I love this stage of writing; inventing new people and lives, discovering what is going to happen to them. In Book 3 I have a main character, Ruth, and her two love interests, Billy and Jared, plus a couple of minor characters. Their names came to me really easily but sometimes it can be difficult to find names for characters.

Sometimes I have a character name and build the person up from that but other times I only have a character and have to find a name that 'fits'. There are loads of different ways I 'find' names, from popular names of the year a character was born (looked up online), name generators (also online), television credits, songs that happen to be on the radio while I'm trying to think of a name or newspapers/magazines.

But the simplest way is using a Baby Name book, like the one at the top of this blog post. I've had that book since I was about 12/13. I bought it for the bargain price of 50p when a bookshop was closing down in town and I've used it for my stories ever since. Funny that it never helped when I had my first daughter. We looked through that book (and another I got free with a baby magazine) and couldn't find a name we both liked. Her name isn't even in the book so my poor Jellyfish was called Baby Girl for a couple of days.

Anyway, I've gone off on a tangent. Do you find it easy to name your characters? Or do you have ways of hunting them down?

Wednesday 4 April 2012

Insecure Writers Support Group

The idea of the Insecure Writers Support Group is for writers to blog on the first Wednesday of the month about their fears, struggles and triumphs they have experienced with their writing.

Last month I wrote a bit of a whiny what if it never happens blah blah blah post so this month I thought I would be a little more positive.

Last month I finished the first draft of Book 2, which is quite an achievement for me as I have canned a lot of stories way before this stage either because I simply didn't have it in me yet to finish a whole novel or because I let self-doubt win and I abandoned projects.

So not only have I finished one book and started submitting it (another achievement because putting it 'out there' is bloody scary), I'm on my way to finishing another book.

And not only that, I've started planning Book 3 while having some time away from my completed first draft and feeling pretty good about it, even if it is only in the very early stages.

Monday 2 April 2012

Heaven Can Wait by Cally Taylor

Lucy Brown couldn't be happier. She is about to marry Dan, a man she loves and who has been there for her when she really needed him but on the eve of their wedding Lucy has an accident and dies.

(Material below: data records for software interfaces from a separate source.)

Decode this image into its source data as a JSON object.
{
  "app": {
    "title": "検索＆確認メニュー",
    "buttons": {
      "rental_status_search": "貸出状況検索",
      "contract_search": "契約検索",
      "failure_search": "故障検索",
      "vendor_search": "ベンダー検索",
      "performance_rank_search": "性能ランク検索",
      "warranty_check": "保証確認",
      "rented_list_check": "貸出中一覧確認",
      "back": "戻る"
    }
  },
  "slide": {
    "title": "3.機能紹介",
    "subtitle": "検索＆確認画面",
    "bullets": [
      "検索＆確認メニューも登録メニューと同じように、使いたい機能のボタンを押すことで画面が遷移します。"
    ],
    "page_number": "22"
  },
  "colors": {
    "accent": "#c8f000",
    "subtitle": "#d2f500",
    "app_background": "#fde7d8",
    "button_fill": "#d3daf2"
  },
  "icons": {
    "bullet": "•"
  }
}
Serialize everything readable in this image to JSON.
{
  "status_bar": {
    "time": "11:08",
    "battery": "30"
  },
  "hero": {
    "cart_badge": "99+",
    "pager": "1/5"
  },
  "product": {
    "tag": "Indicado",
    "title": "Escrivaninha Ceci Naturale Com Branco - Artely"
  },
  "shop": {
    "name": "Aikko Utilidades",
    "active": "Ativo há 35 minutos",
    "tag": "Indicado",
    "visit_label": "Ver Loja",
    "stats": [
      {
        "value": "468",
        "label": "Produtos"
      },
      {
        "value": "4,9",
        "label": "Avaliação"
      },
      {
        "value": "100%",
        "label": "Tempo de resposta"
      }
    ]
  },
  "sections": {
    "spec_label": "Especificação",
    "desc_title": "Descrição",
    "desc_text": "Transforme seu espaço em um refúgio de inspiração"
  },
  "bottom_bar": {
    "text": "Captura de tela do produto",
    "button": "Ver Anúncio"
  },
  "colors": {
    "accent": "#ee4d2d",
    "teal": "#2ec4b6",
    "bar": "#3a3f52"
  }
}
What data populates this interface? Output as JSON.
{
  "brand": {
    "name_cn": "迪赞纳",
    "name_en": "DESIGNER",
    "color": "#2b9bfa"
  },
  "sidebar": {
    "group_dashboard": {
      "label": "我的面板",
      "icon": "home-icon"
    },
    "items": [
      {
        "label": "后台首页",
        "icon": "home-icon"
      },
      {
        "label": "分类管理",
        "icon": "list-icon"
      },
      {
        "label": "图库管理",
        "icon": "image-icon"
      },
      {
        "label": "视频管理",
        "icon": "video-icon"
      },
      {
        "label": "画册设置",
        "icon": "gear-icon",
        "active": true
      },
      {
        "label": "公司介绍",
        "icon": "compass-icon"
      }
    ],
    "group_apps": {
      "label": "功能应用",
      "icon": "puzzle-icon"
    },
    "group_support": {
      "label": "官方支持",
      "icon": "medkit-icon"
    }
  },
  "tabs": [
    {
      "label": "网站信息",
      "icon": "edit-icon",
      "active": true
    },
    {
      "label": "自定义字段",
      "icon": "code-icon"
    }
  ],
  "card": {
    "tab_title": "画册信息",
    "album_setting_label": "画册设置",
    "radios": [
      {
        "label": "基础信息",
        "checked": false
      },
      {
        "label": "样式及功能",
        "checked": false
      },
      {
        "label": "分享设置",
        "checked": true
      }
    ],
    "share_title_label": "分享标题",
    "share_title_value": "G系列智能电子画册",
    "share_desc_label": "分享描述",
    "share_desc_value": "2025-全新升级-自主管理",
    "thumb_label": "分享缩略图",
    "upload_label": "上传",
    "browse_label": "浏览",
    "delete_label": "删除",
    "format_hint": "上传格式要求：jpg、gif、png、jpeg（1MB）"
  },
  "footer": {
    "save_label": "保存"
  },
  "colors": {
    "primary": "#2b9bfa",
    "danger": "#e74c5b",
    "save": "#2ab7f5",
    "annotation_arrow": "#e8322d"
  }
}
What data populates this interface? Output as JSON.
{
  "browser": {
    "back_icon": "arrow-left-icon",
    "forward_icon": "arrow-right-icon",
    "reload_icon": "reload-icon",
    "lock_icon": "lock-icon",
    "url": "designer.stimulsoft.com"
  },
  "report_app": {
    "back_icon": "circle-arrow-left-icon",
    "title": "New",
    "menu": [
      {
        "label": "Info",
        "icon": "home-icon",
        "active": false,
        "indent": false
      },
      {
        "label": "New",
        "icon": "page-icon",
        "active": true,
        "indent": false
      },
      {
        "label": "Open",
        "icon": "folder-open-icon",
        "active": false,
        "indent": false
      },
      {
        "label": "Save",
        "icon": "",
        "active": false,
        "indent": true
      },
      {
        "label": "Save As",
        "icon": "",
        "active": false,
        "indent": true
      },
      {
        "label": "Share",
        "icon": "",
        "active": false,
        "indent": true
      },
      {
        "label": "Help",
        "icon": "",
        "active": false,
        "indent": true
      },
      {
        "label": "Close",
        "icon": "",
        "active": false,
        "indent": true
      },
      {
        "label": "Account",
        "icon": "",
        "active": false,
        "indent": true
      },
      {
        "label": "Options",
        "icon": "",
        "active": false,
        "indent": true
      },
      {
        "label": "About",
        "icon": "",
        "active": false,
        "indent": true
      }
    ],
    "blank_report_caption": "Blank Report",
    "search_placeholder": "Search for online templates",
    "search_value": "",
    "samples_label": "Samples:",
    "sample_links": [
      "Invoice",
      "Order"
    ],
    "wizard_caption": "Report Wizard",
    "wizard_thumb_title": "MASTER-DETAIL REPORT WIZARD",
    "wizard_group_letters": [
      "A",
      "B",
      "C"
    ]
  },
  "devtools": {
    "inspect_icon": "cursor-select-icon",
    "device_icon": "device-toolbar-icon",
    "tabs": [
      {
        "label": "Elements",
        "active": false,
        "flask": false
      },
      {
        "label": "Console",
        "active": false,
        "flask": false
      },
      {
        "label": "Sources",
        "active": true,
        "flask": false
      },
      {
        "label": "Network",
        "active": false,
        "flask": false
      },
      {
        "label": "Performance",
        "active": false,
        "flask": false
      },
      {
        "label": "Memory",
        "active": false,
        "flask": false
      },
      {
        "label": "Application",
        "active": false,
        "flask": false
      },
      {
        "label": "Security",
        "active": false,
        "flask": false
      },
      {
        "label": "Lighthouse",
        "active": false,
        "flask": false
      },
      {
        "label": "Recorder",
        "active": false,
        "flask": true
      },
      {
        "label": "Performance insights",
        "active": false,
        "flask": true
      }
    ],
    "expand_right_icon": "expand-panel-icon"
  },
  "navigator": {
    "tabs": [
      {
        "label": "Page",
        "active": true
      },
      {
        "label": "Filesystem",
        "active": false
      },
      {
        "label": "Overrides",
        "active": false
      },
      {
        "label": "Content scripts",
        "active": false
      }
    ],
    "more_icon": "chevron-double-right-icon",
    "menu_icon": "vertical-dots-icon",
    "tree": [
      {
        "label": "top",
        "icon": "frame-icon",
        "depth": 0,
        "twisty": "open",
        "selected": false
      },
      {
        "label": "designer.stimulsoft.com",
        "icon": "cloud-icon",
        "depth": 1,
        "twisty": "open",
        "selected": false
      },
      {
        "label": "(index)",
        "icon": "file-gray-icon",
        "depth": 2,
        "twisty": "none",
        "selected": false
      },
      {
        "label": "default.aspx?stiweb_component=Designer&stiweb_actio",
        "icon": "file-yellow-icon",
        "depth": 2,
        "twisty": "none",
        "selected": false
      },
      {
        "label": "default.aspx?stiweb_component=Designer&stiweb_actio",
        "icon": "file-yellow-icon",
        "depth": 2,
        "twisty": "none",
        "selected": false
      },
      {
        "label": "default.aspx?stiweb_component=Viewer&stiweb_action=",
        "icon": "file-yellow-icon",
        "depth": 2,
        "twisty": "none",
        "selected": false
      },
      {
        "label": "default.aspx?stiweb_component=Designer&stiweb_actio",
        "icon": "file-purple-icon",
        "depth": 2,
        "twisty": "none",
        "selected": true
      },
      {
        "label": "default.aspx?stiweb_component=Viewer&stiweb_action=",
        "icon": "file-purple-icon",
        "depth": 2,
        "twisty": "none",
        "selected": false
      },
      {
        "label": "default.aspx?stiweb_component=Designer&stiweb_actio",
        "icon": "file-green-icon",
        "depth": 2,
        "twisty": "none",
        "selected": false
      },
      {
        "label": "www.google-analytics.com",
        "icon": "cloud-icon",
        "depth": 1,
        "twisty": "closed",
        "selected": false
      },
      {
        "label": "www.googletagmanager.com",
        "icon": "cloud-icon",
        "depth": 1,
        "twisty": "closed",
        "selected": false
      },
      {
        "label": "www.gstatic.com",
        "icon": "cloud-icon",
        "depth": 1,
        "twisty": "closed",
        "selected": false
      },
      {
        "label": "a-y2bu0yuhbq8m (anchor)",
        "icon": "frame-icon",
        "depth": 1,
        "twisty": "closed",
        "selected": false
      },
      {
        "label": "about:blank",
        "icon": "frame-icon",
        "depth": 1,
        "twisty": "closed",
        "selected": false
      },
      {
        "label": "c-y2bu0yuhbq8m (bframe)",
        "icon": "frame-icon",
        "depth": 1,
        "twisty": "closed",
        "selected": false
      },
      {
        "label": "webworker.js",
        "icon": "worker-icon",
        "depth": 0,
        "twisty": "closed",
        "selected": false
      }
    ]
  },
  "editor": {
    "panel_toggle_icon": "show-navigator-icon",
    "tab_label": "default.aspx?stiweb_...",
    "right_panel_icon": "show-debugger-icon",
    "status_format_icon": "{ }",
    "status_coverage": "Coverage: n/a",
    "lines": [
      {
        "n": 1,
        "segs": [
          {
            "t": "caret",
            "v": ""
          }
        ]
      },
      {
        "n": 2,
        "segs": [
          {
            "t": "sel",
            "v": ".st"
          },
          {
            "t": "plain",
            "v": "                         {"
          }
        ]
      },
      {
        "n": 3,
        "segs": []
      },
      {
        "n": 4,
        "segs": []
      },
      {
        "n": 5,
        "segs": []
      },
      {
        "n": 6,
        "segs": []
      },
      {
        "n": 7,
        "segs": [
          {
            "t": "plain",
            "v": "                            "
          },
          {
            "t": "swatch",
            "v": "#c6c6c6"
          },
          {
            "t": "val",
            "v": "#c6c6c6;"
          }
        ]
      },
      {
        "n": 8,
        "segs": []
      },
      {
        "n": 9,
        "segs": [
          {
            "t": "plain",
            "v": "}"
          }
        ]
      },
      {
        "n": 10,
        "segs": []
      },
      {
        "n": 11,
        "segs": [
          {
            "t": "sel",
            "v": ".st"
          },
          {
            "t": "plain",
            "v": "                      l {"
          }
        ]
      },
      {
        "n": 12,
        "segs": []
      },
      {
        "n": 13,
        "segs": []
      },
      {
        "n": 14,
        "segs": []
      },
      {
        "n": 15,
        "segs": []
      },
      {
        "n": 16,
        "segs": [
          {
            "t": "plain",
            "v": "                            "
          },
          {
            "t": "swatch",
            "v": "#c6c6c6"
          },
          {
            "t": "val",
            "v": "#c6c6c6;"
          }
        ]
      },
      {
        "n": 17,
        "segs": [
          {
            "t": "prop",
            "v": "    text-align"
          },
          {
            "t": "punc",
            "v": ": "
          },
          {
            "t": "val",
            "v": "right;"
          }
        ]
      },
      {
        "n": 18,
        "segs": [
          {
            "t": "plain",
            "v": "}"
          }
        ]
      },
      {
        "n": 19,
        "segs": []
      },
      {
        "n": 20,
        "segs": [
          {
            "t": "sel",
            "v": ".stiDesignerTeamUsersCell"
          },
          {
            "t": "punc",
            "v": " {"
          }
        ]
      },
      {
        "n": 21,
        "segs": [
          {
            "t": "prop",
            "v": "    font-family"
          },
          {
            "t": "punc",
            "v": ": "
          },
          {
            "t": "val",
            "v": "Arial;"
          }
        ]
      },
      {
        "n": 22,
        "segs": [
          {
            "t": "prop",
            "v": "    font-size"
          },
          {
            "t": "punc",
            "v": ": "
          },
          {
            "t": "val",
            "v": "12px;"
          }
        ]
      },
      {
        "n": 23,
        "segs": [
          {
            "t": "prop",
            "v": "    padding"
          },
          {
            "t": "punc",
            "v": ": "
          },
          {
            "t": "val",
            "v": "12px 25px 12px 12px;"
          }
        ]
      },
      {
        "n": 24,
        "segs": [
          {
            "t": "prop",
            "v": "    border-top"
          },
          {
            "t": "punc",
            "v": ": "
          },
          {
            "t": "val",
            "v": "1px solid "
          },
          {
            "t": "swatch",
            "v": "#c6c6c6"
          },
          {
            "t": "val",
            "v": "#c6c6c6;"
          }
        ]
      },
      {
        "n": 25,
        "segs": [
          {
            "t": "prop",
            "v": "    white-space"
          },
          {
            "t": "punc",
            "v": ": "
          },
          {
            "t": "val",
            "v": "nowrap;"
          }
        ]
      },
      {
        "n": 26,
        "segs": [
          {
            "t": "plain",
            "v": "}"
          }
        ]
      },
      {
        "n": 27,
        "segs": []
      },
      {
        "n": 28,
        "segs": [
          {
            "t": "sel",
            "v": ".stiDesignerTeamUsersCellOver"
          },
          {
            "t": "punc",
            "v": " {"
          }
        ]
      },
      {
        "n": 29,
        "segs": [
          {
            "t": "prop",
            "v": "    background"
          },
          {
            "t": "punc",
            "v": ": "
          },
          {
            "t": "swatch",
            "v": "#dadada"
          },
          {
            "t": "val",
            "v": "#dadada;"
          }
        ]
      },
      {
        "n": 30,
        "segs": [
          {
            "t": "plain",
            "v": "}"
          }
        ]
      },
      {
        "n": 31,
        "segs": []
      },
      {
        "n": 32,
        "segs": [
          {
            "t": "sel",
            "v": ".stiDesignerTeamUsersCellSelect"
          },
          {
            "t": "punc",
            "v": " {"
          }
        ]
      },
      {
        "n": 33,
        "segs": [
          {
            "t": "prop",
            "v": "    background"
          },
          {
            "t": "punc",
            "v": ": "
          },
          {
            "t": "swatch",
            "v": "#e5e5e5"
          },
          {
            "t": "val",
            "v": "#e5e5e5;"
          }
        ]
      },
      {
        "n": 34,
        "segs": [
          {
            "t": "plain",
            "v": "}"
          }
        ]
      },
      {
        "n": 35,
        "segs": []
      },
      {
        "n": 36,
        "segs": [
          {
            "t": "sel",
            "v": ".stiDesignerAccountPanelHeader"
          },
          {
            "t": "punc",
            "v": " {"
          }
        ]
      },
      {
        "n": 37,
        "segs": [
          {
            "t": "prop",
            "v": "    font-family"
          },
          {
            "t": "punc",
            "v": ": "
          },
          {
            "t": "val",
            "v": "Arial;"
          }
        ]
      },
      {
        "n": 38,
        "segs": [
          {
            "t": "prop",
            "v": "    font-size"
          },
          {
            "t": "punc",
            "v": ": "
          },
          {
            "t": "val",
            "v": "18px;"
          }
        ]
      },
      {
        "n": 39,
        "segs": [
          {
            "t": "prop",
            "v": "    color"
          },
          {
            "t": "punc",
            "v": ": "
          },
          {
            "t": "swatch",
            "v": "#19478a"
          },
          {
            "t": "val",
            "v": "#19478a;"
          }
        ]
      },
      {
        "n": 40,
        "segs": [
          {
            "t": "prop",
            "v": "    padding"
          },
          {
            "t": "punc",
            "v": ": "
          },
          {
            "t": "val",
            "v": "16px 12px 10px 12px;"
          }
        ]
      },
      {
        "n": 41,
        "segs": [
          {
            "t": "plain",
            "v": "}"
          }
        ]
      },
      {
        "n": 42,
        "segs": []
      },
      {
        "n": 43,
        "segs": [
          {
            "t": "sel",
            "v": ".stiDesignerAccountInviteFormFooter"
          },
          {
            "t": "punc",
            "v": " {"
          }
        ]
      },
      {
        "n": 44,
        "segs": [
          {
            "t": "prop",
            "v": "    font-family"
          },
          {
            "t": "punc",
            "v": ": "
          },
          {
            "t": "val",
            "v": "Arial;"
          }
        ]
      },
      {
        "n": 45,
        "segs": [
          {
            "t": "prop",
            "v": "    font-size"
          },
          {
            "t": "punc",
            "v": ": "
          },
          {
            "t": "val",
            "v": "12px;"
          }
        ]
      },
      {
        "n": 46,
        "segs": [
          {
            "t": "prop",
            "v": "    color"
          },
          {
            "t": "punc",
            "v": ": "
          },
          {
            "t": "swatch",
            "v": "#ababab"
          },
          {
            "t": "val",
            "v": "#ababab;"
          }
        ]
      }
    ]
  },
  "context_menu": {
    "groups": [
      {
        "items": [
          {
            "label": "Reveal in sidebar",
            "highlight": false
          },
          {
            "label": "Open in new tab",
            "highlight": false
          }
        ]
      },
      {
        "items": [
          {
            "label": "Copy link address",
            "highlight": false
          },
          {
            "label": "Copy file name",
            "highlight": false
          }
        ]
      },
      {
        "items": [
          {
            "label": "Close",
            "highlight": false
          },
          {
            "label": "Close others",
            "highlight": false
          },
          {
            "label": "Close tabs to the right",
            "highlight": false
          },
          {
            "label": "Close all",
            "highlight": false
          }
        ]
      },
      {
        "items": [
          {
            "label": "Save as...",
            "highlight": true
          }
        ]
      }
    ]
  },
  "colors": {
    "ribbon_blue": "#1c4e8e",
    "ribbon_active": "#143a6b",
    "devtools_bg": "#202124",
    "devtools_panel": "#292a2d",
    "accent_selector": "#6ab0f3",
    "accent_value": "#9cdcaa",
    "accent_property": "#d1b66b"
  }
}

After the accident, Lucy wakes up in Limbo and is offered two choices: leave behind the man she loves and go up to heaven or go back to Earth as a ghost. Lucy chooses to return to Earth but before she can go back to Dan, she must complete a task.

Lucy's task is to find love for Archibald, a computer loving geek. While carrying out the task she shares a house with two other dead people trying to complete their own tasks; Claire who seems to thrive on being a bitch and trainspotter Brian.

Lucy has just 21 days to find Archibald a soul mate so she can be reunited with Dan. Along the way she discovers her best friend, Anna is trying to steal Dan's heart so it's vital for Lucy to succeed and become a ghost so she can be with Dan forever.

I read Cally Taylor's latest book, Home for Christmas and loved it so I was keen to read her debut novel, Heaven Can Wait. It sounded like my kind of book and the supernatural slant was intriguing. I wasn't disappointed. It was classic chick lit with plenty of humour, particularly Lucy's confusion with the LAN party. I was willing her to succeed in her task and really warmed to the other characters, particularly Brian and Claire.

I didn't want to put the book down but I also didn't want it to end, which is a pretty good sign of a great book in my opinion.